[Start of section]

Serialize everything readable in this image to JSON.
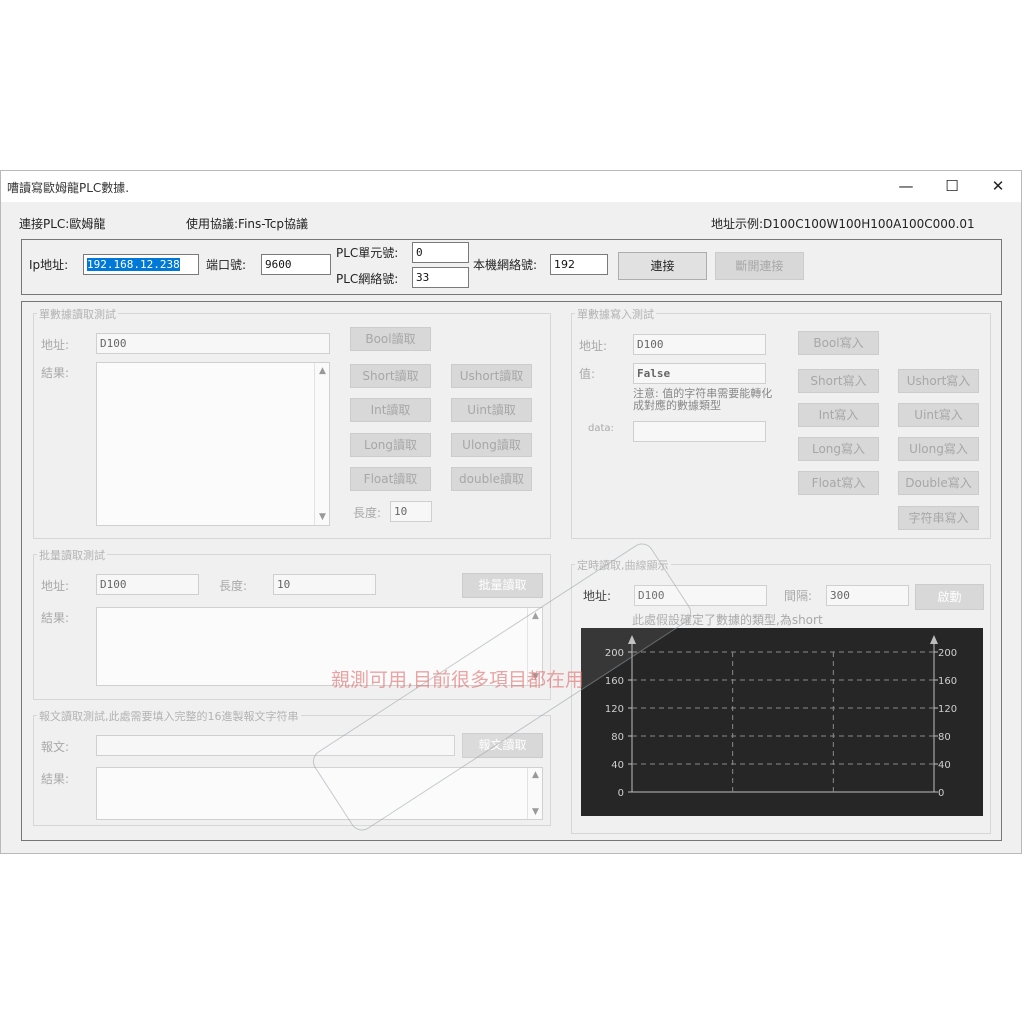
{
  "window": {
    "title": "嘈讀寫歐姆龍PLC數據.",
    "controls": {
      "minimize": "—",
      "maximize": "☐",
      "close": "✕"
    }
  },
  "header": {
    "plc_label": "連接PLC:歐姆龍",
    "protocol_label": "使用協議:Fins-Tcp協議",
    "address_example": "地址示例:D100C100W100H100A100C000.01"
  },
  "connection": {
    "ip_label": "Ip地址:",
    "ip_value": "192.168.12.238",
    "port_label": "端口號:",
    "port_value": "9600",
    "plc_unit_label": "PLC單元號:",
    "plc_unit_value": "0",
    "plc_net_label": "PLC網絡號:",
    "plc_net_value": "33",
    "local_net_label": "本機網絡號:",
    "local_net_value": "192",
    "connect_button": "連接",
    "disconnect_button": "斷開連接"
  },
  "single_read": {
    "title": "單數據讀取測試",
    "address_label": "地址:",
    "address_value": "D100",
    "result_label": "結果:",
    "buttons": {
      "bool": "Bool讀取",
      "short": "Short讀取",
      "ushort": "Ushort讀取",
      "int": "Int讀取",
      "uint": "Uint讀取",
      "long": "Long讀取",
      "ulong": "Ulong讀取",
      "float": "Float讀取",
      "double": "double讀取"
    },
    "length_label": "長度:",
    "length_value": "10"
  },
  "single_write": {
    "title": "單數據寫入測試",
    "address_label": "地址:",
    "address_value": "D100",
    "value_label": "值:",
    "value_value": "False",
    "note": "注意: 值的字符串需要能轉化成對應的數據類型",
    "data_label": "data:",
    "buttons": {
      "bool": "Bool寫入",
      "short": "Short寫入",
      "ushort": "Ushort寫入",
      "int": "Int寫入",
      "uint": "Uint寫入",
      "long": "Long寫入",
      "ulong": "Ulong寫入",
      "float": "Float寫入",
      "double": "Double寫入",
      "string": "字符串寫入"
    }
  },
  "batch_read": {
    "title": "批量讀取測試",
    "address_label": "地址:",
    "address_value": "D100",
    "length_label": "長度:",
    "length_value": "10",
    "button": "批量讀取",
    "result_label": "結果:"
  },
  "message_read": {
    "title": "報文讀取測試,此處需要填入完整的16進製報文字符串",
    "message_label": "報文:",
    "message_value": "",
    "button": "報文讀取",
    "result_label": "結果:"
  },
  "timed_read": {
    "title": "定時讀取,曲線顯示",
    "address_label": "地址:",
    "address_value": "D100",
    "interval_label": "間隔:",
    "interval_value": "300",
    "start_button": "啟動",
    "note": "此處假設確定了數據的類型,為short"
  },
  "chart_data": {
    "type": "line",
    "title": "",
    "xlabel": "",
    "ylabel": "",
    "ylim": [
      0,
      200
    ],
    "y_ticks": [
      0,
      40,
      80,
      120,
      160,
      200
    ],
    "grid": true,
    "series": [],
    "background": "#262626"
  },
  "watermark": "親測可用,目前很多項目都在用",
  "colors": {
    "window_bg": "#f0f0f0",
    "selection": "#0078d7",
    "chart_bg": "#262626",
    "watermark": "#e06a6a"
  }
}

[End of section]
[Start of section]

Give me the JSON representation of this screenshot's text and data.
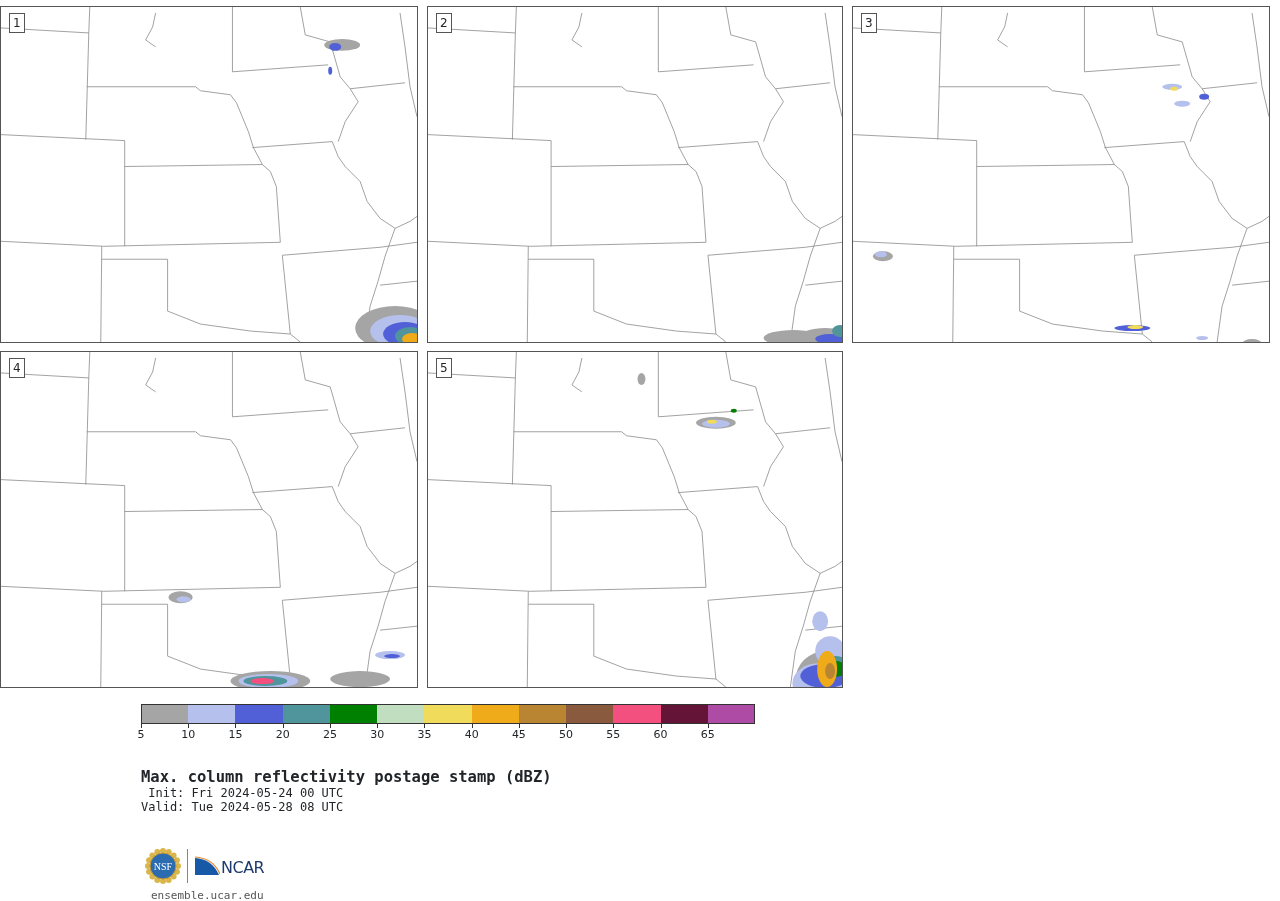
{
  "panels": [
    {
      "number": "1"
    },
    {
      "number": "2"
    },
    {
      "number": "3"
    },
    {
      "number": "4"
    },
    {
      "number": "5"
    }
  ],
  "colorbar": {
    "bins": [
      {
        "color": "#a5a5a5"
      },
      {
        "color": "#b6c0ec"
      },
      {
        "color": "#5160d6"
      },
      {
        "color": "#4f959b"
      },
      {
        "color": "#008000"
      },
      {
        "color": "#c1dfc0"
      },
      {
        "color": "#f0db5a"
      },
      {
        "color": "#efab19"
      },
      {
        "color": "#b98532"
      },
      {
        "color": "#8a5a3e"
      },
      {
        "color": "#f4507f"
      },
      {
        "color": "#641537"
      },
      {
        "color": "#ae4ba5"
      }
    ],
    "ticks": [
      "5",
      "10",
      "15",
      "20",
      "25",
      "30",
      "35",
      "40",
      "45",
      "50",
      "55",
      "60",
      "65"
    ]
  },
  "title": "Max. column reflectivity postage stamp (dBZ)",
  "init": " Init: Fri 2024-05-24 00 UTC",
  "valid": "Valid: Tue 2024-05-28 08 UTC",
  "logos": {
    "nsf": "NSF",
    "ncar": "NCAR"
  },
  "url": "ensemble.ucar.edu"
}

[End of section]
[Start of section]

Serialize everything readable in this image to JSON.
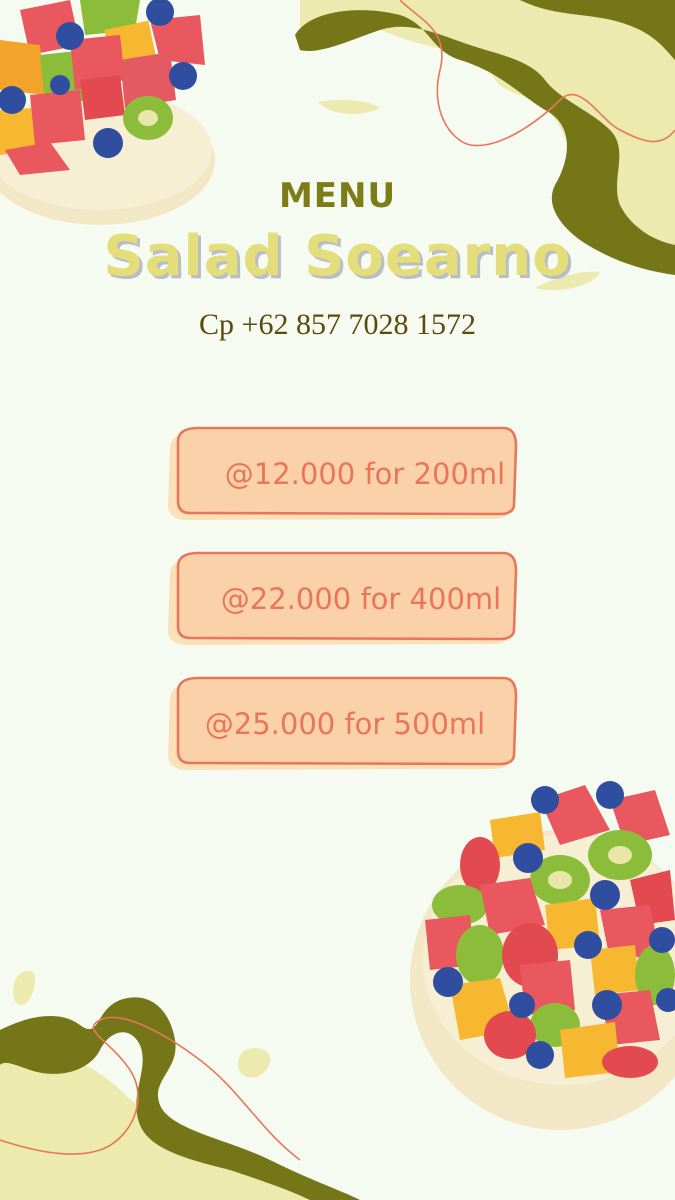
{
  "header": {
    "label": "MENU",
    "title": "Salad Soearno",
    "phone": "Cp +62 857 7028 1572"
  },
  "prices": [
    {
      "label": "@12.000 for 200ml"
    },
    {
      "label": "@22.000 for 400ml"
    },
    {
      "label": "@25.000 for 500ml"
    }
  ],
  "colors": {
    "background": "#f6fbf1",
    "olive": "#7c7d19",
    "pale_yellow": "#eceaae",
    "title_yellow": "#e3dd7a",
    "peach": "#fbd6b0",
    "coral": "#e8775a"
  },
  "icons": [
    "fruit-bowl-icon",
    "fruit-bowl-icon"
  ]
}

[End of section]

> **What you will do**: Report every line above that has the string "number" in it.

> **Exercise output**:
      "number": "1"
      "number": "2"
      "number": "3"
      "number": "4"
      "number": "5"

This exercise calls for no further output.